─── SUPPLIED MATERIAL ───

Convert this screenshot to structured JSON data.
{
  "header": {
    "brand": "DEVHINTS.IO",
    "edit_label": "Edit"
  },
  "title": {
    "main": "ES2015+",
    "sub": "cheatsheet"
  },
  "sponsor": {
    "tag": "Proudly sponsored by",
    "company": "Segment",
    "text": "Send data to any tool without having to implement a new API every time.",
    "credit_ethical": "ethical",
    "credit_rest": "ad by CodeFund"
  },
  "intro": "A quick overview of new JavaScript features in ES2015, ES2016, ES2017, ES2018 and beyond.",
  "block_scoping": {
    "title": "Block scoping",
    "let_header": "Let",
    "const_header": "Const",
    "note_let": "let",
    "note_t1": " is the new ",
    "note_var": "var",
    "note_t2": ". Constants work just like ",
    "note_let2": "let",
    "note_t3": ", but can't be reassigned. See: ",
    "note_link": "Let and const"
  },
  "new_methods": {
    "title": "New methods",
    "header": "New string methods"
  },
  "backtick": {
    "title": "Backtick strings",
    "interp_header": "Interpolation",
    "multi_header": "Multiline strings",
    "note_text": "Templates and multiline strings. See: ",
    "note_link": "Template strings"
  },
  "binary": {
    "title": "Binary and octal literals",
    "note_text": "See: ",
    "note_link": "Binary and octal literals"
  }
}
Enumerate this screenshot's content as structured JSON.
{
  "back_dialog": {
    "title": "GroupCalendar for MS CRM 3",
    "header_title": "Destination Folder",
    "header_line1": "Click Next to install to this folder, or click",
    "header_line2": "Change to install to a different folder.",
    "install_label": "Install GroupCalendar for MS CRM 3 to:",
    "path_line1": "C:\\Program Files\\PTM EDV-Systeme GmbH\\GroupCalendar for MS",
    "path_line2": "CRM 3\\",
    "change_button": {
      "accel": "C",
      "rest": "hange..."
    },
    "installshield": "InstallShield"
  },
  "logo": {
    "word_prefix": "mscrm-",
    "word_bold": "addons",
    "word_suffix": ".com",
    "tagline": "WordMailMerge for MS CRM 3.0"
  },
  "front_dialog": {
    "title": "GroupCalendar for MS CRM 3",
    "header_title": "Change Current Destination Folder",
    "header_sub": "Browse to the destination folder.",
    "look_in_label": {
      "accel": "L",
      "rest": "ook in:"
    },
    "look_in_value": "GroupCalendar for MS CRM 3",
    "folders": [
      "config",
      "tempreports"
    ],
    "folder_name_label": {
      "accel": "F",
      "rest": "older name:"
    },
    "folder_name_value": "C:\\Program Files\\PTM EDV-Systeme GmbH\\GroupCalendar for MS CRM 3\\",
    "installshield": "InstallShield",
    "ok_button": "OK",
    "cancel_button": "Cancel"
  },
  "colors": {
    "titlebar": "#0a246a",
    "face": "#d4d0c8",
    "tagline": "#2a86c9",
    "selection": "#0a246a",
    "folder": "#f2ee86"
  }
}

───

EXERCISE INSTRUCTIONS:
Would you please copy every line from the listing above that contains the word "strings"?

SOLUTION TO THIS PROBLEM:
    "title": "Backtick strings",
    "multi_header": "Multiline strings",
    "note_text": "Templates and multiline strings. See: ",
    "note_link": "Template strings"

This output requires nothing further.